WHAT YOU NEED TO DO: From the first record through the last, copy each one exactly.

--- RECORDED INFORMATION Enclosed Below ---

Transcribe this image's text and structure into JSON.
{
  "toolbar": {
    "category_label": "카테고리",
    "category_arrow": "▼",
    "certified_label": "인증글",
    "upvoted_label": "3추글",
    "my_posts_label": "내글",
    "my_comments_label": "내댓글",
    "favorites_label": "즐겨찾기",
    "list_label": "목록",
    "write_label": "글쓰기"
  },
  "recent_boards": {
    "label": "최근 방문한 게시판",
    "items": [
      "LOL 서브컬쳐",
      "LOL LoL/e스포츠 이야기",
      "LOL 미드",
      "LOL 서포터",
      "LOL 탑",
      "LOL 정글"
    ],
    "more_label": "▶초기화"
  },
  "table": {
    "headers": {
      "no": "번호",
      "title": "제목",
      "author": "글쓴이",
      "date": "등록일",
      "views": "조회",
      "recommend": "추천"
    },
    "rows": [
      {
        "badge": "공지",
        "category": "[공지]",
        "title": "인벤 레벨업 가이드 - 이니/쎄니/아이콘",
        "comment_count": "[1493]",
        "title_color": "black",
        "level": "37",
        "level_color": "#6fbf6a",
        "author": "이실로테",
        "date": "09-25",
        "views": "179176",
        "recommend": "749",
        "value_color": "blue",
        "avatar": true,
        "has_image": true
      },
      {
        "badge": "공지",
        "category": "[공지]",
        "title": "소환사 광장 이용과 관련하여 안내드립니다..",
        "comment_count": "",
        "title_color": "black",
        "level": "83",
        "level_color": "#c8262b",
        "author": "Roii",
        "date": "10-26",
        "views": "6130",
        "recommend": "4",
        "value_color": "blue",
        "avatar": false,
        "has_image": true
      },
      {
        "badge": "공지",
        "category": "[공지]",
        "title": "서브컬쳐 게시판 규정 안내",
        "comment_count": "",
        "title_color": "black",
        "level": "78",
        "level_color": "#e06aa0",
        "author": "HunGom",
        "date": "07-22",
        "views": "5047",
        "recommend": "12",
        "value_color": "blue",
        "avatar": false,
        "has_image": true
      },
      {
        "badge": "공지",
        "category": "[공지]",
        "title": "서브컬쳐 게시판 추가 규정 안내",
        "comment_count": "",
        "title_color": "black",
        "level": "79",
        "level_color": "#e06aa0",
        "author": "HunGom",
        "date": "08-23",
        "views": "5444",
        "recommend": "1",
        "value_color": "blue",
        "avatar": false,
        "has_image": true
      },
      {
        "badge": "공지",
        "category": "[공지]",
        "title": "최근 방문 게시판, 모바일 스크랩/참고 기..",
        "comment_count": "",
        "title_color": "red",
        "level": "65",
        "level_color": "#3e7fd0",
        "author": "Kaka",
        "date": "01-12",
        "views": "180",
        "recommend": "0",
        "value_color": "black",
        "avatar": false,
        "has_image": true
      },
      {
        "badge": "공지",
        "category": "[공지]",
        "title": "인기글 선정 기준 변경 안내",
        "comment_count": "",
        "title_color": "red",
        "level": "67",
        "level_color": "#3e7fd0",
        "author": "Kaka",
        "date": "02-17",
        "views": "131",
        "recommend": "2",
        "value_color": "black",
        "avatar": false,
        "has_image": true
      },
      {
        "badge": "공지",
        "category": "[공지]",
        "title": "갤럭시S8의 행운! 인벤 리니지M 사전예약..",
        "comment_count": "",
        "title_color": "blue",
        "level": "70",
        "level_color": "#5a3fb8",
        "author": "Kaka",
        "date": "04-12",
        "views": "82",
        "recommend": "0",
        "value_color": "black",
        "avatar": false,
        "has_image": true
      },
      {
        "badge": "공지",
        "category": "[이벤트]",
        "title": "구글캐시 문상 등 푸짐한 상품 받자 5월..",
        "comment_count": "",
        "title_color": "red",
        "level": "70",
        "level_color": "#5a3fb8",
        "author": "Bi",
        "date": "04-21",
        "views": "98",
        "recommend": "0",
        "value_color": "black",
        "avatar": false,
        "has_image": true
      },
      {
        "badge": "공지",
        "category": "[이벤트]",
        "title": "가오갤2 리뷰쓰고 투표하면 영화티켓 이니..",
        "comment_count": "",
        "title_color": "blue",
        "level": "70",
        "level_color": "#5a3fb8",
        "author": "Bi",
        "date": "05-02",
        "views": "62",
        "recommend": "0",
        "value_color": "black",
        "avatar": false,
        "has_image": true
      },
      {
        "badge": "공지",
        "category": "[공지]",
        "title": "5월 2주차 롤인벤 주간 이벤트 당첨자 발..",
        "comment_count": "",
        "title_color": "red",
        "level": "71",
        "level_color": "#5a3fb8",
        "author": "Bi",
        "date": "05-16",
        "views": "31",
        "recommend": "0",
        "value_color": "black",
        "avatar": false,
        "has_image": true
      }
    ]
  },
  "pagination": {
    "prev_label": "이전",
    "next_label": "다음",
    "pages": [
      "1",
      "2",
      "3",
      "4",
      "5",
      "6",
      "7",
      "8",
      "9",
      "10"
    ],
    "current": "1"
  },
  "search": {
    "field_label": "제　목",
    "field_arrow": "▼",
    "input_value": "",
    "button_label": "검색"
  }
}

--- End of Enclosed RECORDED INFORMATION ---

SOLVED EXERCISE:
Transcribe this image's text and structure into JSON.
{
  "toolbar": {
    "category_label": "카테고리",
    "category_arrow": "▼",
    "certified_label": "인증글",
    "upvoted_label": "3추글",
    "my_posts_label": "내글",
    "my_comments_label": "내댓글",
    "favorites_label": "즐겨찾기",
    "list_label": "목록",
    "write_label": "글쓰기"
  },
  "recent_boards": {
    "label": "최근 방문한 게시판",
    "items": [
      "LOL 서브컬쳐",
      "LOL LoL/e스포츠 이야기",
      "LOL 미드",
      "LOL 서포터",
      "LOL 탑",
      "LOL 정글"
    ],
    "more_label": "▶초기화"
  },
  "table": {
    "headers": {
      "no": "번호",
      "title": "제목",
      "author": "글쓴이",
      "date": "등록일",
      "views": "조회",
      "recommend": "추천"
    },
    "rows": [
      {
        "badge": "공지",
        "category": "[공지]",
        "title": "인벤 레벨업 가이드 - 이니/쎄니/아이콘",
        "comment_count": "[1493]",
        "title_color": "black",
        "level": "37",
        "level_color": "#6fbf6a",
        "author": "이실로테",
        "date": "09-25",
        "views": "179176",
        "recommend": "749",
        "value_color": "blue",
        "avatar": true,
        "has_image": true
      },
      {
        "badge": "공지",
        "category": "[공지]",
        "title": "소환사 광장 이용과 관련하여 안내드립니다..",
        "comment_count": "",
        "title_color": "black",
        "level": "83",
        "level_color": "#c8262b",
        "author": "Roii",
        "date": "10-26",
        "views": "6130",
        "recommend": "4",
        "value_color": "blue",
        "avatar": false,
        "has_image": true
      },
      {
        "badge": "공지",
        "category": "[공지]",
        "title": "서브컬쳐 게시판 규정 안내",
        "comment_count": "",
        "title_color": "black",
        "level": "78",
        "level_color": "#e06aa0",
        "author": "HunGom",
        "date": "07-22",
        "views": "5047",
        "recommend": "12",
        "value_color": "blue",
        "avatar": false,
        "has_image": true
      },
      {
        "badge": "공지",
        "category": "[공지]",
        "title": "서브컬쳐 게시판 추가 규정 안내",
        "comment_count": "",
        "title_color": "black",
        "level": "79",
        "level_color": "#e06aa0",
        "author": "HunGom",
        "date": "08-23",
        "views": "5444",
        "recommend": "1",
        "value_color": "blue",
        "avatar": false,
        "has_image": true
      },
      {
        "badge": "공지",
        "category": "[공지]",
        "title": "최근 방문 게시판, 모바일 스크랩/참고 기..",
        "comment_count": "",
        "title_color": "red",
        "level": "65",
        "level_color": "#3e7fd0",
        "author": "Kaka",
        "date": "01-12",
        "views": "180",
        "recommend": "0",
        "value_color": "black",
        "avatar": false,
        "has_image": true
      },
      {
        "badge": "공지",
        "category": "[공지]",
        "title": "인기글 선정 기준 변경 안내",
        "comment_count": "",
        "title_color": "red",
        "level": "67",
        "level_color": "#3e7fd0",
        "author": "Kaka",
        "date": "02-17",
        "views": "131",
        "recommend": "2",
        "value_color": "black",
        "avatar": false,
        "has_image": true
      },
      {
        "badge": "공지",
        "category": "[공지]",
        "title": "갤럭시S8의 행운! 인벤 리니지M 사전예약..",
        "comment_count": "",
        "title_color": "blue",
        "level": "70",
        "level_color": "#5a3fb8",
        "author": "Kaka",
        "date": "04-12",
        "views": "82",
        "recommend": "0",
        "value_color": "black",
        "avatar": false,
        "has_image": true
      },
      {
        "badge": "공지",
        "category": "[이벤트]",
        "title": "구글캐시 문상 등 푸짐한 상품 받자 5월..",
        "comment_count": "",
        "title_color": "red",
        "level": "70",
        "level_color": "#5a3fb8",
        "author": "Bi",
        "date": "04-21",
        "views": "98",
        "recommend": "0",
        "value_color": "black",
        "avatar": false,
        "has_image": true
      },
      {
        "badge": "공지",
        "category": "[이벤트]",
        "title": "가오갤2 리뷰쓰고 투표하면 영화티켓 이니..",
        "comment_count": "",
        "title_color": "blue",
        "level": "70",
        "level_color": "#5a3fb8",
        "author": "Bi",
        "date": "05-02",
        "views": "62",
        "recommend": "0",
        "value_color": "black",
        "avatar": false,
        "has_image": true
      },
      {
        "badge": "공지",
        "category": "[공지]",
        "title": "5월 2주차 롤인벤 주간 이벤트 당첨자 발..",
        "comment_count": "",
        "title_color": "red",
        "level": "71",
        "level_color": "#5a3fb8",
        "author": "Bi",
        "date": "05-16",
        "views": "31",
        "recommend": "0",
        "value_color": "black",
        "avatar": false,
        "has_image": true
      }
    ]
  },
  "pagination": {
    "prev_label": "이전",
    "next_label": "다음",
    "pages": [
      "1",
      "2",
      "3",
      "4",
      "5",
      "6",
      "7",
      "8",
      "9",
      "10"
    ],
    "current": "1"
  },
  "search": {
    "field_label": "제　목",
    "field_arrow": "▼",
    "input_value": "",
    "button_label": "검색"
  }
}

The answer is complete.